1. Consider the background to the clients business and ascertain any problem for that sector of the industry, which may affect his audit work.
2. Consider an outline plan of his audit including the extent to which he may wish to rely upon internal controls and the extent to which work can be allocated to interim or final audit stages.
3. Assess the effect of legislation or accounting practice on the financial statements of the client.
4. Review any management or interim accounts which the client may have preferred as these may indicate areas of concern in his audit.
5. Meet the senior management of the client to identify problem areas e.g. material variances between budgeted and actual results
6. Consider the timing of significant phases in the preparation of the financial statements
e.g. dates of stock taking, balancing of personal ledgers, preparation of trial balance and draft accounts
7. Consider the extent to which the clients employees may be able to analyse and summarize the financial data and the relevance to his audit work carried out by the clients internal auditors.
8. Consider the need for expert advise
9. Determine the number and grade of audit staff to be allocated to each stage of the audit.
10. Consult members of the audit team to discuss any foreseeable problems. Often the partners will consult the manager who then becomes responsible for communication with other personnel used on that particular job.
11. A budget should be prepared allocating the time of each member or grade of the audit team. This budget should be used to control the time spent on that audit and any major variation investigated by the manager.

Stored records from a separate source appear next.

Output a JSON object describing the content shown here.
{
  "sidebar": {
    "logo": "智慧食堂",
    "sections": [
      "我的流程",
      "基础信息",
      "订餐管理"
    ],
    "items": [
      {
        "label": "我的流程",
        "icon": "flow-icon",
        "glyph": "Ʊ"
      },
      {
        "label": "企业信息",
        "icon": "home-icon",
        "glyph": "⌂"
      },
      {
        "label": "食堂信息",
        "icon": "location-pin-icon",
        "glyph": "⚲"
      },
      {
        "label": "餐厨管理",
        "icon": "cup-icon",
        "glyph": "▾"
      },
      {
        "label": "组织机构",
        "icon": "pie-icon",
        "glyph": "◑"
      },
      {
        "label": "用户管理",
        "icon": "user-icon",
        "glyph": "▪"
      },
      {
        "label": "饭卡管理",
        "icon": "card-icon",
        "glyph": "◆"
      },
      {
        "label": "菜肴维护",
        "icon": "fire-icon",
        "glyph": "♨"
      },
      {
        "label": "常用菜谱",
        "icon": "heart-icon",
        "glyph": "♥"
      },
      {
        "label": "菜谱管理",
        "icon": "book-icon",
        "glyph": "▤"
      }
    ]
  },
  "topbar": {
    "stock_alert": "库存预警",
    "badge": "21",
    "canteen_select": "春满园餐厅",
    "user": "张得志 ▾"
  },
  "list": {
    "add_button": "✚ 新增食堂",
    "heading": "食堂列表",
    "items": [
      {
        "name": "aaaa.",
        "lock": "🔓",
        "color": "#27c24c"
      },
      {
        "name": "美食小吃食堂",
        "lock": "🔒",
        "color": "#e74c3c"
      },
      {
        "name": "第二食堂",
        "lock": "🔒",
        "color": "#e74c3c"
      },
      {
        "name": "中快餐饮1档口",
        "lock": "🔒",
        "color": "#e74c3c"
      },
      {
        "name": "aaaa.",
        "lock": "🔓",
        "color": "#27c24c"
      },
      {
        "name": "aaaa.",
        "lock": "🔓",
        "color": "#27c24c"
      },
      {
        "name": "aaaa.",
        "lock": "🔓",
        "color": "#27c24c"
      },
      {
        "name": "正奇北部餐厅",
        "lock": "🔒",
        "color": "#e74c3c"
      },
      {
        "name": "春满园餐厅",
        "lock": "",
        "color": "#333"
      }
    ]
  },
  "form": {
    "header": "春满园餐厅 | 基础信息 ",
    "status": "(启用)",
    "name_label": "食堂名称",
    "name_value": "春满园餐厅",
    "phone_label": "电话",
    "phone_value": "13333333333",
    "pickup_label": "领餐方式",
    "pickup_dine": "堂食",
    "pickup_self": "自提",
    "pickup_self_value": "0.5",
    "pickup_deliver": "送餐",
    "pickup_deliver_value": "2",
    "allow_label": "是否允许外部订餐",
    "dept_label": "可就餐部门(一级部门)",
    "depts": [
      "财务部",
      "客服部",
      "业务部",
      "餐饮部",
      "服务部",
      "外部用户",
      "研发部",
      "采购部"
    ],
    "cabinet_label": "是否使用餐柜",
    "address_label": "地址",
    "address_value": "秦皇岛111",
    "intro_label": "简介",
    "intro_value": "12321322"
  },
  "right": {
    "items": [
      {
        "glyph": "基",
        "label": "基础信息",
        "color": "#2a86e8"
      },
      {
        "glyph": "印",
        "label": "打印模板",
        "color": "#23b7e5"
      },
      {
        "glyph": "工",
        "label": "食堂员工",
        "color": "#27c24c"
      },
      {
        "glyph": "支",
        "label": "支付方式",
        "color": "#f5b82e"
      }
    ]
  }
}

12. The client should be informed of the expected date of attendance by the auditor‘s staff and his agreement obtained.